Exercise requirements >> Report each line of the material below where the word "JSON" can be found.

Material shown >>
+-------+
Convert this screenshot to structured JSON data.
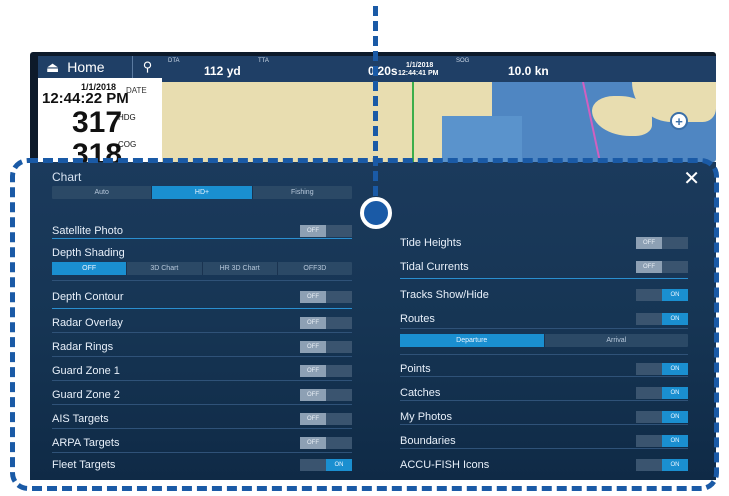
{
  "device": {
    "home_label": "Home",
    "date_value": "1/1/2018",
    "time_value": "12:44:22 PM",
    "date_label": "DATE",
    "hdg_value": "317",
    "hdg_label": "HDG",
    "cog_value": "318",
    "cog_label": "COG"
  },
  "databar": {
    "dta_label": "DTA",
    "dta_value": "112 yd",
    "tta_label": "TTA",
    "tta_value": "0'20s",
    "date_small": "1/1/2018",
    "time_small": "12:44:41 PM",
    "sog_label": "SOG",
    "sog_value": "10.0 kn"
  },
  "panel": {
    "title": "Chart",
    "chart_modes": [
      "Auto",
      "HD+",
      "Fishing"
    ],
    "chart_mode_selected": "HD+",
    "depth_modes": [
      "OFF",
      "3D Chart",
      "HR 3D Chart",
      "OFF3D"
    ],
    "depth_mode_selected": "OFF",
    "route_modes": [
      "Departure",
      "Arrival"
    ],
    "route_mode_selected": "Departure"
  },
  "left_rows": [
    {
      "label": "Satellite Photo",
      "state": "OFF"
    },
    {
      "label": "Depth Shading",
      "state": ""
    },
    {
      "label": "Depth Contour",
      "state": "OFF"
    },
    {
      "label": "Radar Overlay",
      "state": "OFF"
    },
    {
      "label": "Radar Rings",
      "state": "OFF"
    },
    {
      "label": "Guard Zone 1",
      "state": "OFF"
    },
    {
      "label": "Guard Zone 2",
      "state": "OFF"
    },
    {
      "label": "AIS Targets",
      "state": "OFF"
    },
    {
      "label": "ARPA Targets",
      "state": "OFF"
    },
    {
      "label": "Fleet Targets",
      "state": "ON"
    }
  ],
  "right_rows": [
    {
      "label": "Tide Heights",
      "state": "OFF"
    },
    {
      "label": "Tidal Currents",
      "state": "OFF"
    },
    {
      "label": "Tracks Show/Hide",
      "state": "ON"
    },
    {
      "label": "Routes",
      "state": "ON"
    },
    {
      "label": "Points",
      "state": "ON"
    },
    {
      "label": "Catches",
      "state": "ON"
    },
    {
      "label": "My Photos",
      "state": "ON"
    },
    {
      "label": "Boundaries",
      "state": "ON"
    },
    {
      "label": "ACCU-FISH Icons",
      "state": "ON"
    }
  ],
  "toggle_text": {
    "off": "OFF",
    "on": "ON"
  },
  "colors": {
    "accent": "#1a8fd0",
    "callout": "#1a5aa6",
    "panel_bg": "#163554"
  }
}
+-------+
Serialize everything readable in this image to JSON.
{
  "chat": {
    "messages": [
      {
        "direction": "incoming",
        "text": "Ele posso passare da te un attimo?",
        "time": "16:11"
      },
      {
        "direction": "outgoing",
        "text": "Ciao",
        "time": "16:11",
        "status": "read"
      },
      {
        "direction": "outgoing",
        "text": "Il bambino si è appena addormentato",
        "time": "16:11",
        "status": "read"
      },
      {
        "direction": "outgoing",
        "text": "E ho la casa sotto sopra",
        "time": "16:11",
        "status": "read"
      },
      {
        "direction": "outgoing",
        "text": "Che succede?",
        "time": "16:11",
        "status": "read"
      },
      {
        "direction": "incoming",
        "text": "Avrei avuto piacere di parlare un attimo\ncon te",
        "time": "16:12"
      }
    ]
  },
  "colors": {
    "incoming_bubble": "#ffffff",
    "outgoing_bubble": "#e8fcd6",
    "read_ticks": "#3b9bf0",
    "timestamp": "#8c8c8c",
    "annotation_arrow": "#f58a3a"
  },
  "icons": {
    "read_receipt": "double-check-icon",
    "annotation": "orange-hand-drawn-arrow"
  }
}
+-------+
Answer space >>
Convert this screenshot to structured JSON data.
Serialize everything readable in this image to JSON.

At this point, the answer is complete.